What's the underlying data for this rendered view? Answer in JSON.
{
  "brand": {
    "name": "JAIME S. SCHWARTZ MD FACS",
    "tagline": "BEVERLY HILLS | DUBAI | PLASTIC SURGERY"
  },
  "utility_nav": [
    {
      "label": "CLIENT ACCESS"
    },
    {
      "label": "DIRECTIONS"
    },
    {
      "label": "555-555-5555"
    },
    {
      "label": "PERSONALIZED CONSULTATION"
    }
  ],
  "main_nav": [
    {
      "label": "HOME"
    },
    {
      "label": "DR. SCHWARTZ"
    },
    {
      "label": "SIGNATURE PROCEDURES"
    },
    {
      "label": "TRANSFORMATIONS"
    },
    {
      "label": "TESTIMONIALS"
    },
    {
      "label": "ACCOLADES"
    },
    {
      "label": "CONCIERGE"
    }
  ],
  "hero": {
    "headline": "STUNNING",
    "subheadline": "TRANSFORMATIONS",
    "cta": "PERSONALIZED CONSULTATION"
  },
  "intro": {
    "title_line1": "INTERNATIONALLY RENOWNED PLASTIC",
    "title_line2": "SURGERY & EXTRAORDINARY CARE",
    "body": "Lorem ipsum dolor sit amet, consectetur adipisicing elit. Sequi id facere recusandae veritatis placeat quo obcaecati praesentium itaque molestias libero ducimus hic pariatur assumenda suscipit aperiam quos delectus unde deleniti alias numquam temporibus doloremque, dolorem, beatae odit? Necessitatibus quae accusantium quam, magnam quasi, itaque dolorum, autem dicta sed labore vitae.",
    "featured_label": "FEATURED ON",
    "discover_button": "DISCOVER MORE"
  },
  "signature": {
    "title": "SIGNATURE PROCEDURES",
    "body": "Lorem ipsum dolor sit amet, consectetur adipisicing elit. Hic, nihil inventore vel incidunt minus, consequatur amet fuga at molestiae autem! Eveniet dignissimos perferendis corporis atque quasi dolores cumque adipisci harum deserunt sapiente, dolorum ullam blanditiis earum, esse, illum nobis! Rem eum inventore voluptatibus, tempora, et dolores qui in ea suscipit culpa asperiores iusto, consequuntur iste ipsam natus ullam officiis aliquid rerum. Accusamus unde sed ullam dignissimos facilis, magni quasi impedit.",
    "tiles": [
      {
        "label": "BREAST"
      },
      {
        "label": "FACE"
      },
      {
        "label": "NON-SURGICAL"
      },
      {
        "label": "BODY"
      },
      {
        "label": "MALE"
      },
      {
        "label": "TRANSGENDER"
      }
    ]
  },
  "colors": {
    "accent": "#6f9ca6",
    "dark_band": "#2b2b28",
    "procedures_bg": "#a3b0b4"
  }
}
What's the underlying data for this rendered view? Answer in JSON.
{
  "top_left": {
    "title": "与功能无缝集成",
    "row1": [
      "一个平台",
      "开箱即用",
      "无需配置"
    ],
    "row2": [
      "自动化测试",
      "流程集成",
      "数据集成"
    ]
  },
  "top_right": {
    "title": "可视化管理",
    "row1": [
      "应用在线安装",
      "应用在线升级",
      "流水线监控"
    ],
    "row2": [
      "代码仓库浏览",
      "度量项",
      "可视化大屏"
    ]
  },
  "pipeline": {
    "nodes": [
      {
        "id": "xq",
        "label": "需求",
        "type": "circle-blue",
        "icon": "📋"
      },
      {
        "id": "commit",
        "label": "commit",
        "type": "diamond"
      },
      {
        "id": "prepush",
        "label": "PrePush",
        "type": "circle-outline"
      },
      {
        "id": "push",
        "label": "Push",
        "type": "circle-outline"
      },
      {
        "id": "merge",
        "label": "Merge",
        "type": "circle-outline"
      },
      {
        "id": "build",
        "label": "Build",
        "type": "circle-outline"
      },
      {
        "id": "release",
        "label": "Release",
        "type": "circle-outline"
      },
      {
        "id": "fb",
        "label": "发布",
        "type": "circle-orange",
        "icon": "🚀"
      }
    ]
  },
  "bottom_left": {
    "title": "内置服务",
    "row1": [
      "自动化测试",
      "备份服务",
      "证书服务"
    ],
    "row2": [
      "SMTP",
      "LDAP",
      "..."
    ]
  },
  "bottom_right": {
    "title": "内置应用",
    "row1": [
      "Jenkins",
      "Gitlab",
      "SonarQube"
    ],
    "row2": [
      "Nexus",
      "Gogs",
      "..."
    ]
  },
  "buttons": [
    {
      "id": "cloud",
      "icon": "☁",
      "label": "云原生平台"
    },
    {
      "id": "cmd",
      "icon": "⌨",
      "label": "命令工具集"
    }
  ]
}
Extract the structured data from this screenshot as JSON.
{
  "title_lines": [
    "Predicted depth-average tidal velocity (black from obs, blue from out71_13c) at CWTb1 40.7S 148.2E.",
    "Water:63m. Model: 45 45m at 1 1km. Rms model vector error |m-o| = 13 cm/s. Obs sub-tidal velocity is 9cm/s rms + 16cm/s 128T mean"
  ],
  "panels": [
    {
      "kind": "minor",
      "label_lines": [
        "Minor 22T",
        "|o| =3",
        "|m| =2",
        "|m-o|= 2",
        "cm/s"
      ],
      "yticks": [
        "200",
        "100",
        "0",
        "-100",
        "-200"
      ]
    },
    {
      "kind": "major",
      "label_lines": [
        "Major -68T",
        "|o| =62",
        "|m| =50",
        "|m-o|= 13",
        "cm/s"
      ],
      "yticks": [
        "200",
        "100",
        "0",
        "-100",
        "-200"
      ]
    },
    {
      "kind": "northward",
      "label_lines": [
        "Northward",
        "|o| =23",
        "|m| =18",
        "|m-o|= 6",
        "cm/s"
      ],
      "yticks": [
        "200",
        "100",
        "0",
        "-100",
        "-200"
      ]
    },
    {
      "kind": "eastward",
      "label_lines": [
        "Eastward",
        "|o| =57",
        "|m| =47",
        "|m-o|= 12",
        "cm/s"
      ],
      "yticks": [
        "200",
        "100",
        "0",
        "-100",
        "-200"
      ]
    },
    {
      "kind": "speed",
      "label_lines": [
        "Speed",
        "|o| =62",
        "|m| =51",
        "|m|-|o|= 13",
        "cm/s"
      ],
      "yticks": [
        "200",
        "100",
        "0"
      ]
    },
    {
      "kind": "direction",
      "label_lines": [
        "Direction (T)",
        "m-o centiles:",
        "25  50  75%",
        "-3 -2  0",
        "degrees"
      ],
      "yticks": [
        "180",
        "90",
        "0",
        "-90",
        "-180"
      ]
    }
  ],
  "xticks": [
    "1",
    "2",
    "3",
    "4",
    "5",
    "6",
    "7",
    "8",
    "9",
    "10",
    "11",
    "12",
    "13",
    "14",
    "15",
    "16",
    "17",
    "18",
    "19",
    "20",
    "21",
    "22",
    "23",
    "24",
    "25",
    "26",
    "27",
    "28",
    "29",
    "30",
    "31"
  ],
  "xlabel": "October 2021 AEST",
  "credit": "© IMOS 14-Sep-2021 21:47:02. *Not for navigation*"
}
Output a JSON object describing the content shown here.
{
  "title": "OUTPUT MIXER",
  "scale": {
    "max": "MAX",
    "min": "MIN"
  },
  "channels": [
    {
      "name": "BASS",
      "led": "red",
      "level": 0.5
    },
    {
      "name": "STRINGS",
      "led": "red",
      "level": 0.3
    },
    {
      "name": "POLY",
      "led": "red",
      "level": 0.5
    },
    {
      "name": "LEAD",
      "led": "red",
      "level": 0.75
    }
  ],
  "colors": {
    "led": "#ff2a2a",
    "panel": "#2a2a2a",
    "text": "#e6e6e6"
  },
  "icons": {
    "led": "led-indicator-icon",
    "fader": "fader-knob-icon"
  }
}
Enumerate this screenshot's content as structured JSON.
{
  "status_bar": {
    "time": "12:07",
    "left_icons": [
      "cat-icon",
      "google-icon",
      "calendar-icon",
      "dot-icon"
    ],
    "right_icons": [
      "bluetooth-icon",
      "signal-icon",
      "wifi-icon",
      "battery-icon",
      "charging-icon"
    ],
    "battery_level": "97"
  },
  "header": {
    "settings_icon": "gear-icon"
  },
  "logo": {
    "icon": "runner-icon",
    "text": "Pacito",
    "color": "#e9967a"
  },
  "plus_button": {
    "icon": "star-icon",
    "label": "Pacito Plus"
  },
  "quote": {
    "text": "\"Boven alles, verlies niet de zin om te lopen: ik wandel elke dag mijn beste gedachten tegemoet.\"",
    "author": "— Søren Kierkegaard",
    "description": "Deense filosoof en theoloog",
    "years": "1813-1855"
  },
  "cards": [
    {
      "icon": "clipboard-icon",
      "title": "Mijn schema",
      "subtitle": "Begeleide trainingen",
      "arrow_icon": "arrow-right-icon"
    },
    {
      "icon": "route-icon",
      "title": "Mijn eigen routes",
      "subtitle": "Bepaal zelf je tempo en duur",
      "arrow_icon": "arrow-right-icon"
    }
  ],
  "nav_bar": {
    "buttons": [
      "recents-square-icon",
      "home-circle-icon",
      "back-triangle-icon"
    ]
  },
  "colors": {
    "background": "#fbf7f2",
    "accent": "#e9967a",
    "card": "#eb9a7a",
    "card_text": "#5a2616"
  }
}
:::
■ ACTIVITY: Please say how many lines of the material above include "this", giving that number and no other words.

■ RESPONSE TO THE EXERCISE: 4